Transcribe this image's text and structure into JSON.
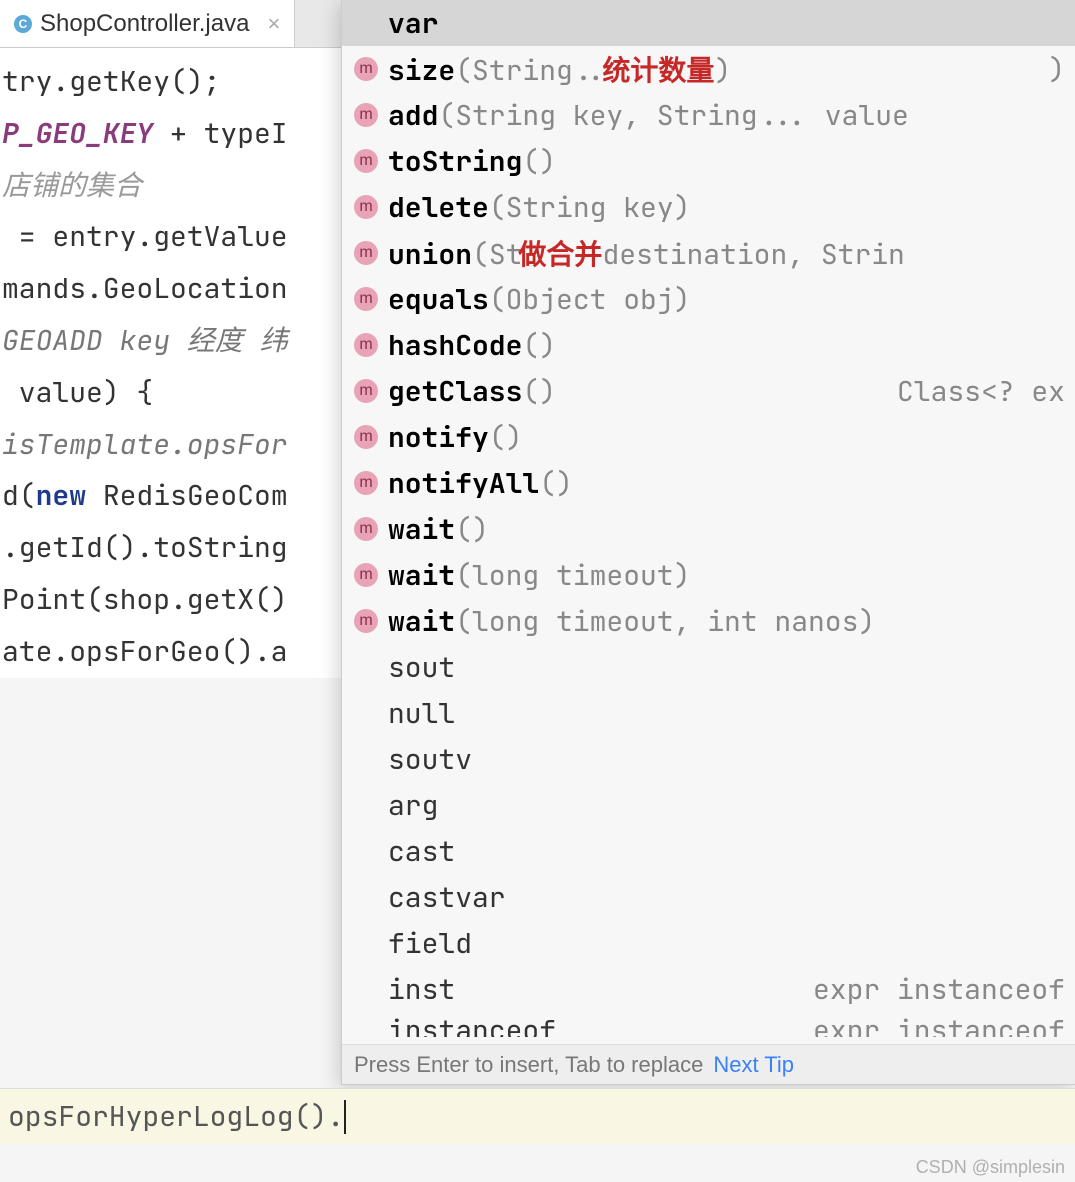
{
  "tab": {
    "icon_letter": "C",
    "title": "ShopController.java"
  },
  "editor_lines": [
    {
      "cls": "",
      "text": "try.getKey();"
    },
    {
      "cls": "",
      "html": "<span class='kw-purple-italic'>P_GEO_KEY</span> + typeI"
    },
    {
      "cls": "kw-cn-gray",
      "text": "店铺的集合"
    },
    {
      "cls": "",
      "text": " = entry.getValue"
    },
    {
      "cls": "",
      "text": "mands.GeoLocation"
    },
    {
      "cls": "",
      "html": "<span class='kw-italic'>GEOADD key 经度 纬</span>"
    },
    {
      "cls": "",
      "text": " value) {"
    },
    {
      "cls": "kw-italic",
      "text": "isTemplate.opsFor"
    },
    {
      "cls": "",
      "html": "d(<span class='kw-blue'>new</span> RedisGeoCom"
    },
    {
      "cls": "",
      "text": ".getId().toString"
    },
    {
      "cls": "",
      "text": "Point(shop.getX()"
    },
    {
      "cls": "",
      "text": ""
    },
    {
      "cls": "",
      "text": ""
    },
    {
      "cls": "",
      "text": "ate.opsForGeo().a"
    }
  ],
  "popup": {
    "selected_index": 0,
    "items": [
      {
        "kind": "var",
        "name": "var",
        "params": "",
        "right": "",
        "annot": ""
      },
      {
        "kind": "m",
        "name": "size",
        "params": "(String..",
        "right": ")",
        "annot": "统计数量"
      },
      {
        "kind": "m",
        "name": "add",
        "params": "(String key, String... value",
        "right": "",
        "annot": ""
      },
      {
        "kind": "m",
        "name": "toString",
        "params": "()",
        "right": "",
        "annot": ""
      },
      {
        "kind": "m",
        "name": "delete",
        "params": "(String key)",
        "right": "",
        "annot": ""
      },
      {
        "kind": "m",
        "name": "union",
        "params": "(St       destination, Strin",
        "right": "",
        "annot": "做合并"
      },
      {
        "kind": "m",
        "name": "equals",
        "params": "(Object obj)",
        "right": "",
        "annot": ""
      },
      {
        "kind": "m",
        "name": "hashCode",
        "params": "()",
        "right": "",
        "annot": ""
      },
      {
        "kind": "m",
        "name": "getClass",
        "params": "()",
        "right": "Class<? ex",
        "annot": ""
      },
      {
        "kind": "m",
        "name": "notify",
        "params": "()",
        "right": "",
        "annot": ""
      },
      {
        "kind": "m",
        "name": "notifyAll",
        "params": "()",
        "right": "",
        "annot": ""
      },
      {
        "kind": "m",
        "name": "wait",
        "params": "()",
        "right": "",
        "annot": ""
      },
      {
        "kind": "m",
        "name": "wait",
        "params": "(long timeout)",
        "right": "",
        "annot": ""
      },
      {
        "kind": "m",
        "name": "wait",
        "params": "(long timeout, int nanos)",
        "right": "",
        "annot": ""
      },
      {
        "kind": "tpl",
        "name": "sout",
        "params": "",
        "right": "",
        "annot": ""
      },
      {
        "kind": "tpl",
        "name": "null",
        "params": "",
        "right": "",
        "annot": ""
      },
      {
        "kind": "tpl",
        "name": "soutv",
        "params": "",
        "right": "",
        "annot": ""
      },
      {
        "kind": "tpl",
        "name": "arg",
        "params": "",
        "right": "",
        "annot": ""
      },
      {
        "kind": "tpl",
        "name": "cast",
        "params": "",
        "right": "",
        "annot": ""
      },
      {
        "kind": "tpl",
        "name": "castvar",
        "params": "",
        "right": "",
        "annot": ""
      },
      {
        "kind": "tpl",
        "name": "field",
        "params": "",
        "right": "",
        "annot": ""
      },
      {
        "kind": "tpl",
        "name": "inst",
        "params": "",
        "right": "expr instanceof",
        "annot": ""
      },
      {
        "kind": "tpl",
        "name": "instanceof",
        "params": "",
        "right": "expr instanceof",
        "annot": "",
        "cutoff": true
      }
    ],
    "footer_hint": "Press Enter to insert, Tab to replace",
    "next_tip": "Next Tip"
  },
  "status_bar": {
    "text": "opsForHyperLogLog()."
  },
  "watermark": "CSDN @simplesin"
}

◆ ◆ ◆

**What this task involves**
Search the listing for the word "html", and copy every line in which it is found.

**Result for this exercise**
      "html": "<span class='kw-purple-italic'>P_GEO_KEY</span> + typeI"
      "html": "<span class='kw-italic'>GEOADD key 经度 纬</span>"
      "html": "d(<span class='kw-blue'>new</span> RedisGeoCom"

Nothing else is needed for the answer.